Perennial herb growing to 12 in (30 m). Has flowering stems with purple scales, yellow-gold flowers, and heart-shaped leaves.
Habitat & Cultivation
Indigenous to Europe and northern Asia, and naturalized in North America, coltsfoot is a common plant often found along roadsides and on verges and in open areas. The flowers are gathered in late winter, the leaves in summer.
Coltsfoot contains flavonoids, about 8% mucilage (polysaccharides), 10% tannins, pyrrolizidine alkaloids, vitamin C, and zinc. The pyrrolizidine alkaloids may have a toxic effect on the liver, but are largely destroyed when the parts are boiled to make a decoction. The polysaccharides are anti-inflammatory and immunostimulant. The flavonoids are anti-inflammatory and antispasmodic.
History & Folklore

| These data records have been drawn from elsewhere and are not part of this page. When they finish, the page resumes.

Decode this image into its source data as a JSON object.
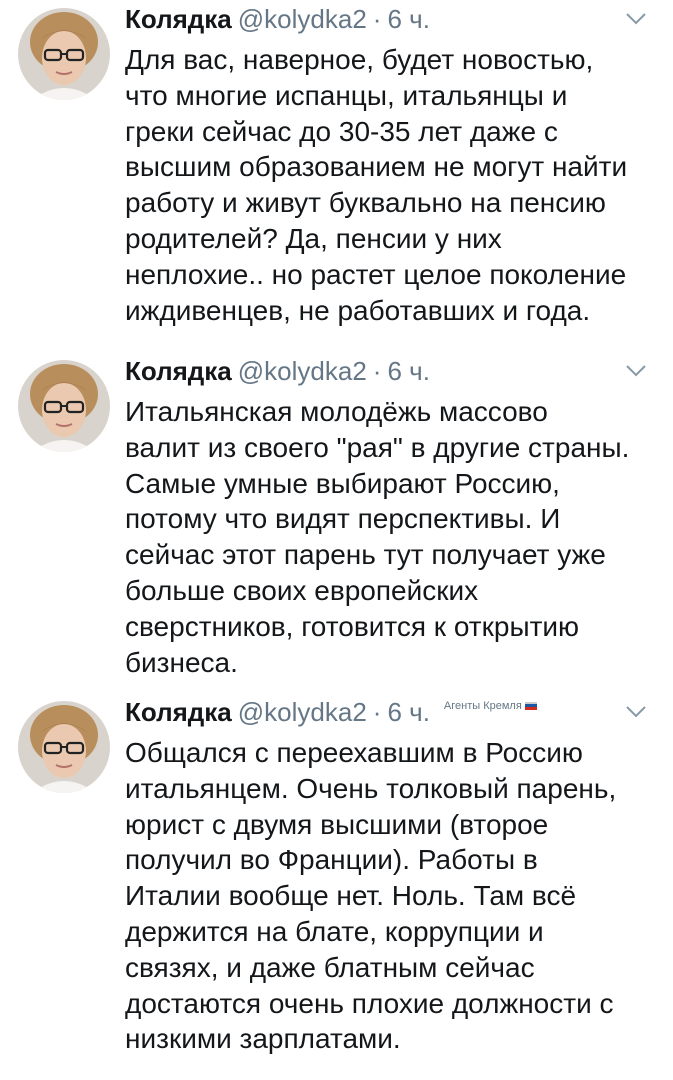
{
  "colors": {
    "text": "#14171a",
    "secondary": "#657786",
    "background": "#ffffff"
  },
  "tweets": [
    {
      "name": "Колядка",
      "handle": "@kolydka2",
      "separator": "·",
      "time": "6 ч.",
      "label": "",
      "text": "Для вас, наверное, будет новостью,\nчто многие испанцы, итальянцы и\nгреки сейчас до 30-35 лет даже с\nвысшим образованием не могут найти\nработу и живут буквально на пенсию\nродителей?  Да, пенсии у них\nнеплохие.. но растет целое поколение\nиждивенцев, не работавших и года."
    },
    {
      "name": "Колядка",
      "handle": "@kolydka2",
      "separator": "·",
      "time": "6 ч.",
      "label": "",
      "text": "Итальянская молодёжь массово\nвалит из своего \"рая\" в другие страны.\nСамые умные выбирают Россию,\nпотому что видят перспективы. И\nсейчас этот парень тут получает уже\nбольше своих европейских\nсверстников, готовится к открытию\nбизнеса."
    },
    {
      "name": "Колядка",
      "handle": "@kolydka2",
      "separator": "·",
      "time": "6 ч.",
      "label": "Агенты Кремля",
      "text": "Общался с переехавшим в Россию\nитальянцем. Очень толковый парень,\nюрист с двумя высшими (второе\nполучил во Франции). Работы в\nИталии вообще нет. Ноль. Там всё\nдержится на блате, коррупции и\nсвязях, и даже блатным сейчас\nдостаются очень плохие должности с\nнизкими зарплатами."
    }
  ]
}
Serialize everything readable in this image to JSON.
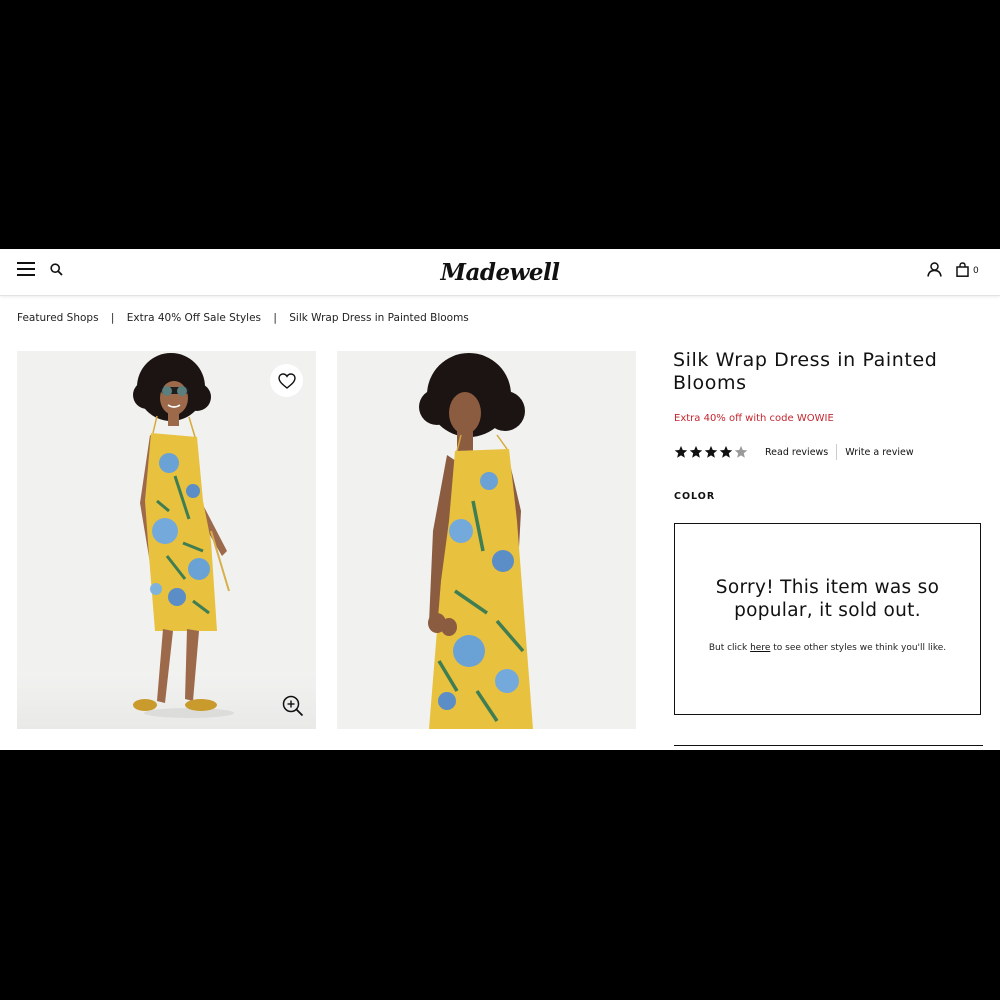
{
  "header": {
    "logo": "Madewell",
    "bag_count": "0"
  },
  "breadcrumb": [
    {
      "label": "Featured Shops"
    },
    {
      "label": "Extra 40% Off Sale Styles"
    },
    {
      "label": "Silk Wrap Dress in Painted Blooms"
    }
  ],
  "breadcrumb_separator": "|",
  "product": {
    "title": "Silk Wrap Dress in Painted Blooms",
    "promo": "Extra 40% off with code WOWIE",
    "rating": 4,
    "rating_max": 5,
    "read_reviews_label": "Read reviews",
    "write_review_label": "Write a review",
    "color_label": "COLOR"
  },
  "soldout": {
    "heading": "Sorry! This item was so popular, it sold out.",
    "sub_before": "But click ",
    "sub_link": "here",
    "sub_after": " to see other styles we think you'll like."
  },
  "icons": {
    "menu": "hamburger-icon",
    "search": "search-icon",
    "account": "user-icon",
    "bag": "shopping-bag-icon",
    "wishlist": "heart-icon",
    "zoom": "zoom-in-icon",
    "rating": "star-icon"
  },
  "colors": {
    "promo": "#c4262e",
    "star_filled": "#111111",
    "star_empty": "#9a9a9a",
    "dress": "#e8c13e"
  }
}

For at least 2,500 years, coltsfoot has been taken as a cough remedy and smoked as a means to ease breathing. Dioscorides, a Greek physician of the 1st century CE, recommended it for dry coughs, and “for those who are unable to breathe except standing upright.”
Medicinal Actions & Uses
An effective demulcent and expectorant herb, coltsfoot is one of the most popular European remedies for treating chest problems. In Europe, the leaves are preferred to the flowers (which contain higher amounts of pyrrolizidine alkaloids), but in China the flowers are preferred. Both parts of the plant are taken as a decoction for chest conditions.
When used as a syrup or a medicinal cigarette, coltsfoot relieves asthma. This herb is used as a specific treatment for spasmodic coughs. It is particularly effective when used in combination with licorice (Glycyrrhiza glabra), thyme (Thymus vulgaris), and wild cherry (Prunus serotina).
Extracts of the whole plant have been shown to increase immune resistance. In a Chinese trial involving 36 patients suffering from bronchial asthma, 75% showed some improvement after treatment, but the anti-asthmatic effect was short-lived.
Do not use coltsfoot flowers. Do not take the leaves for more than 3–4 weeks at a time. Do not take coltsfoot during pregnancy or while breastfeeding. The herb is not suitable for children under 6. Coltsfoot is subject to legal restrictions in some countries.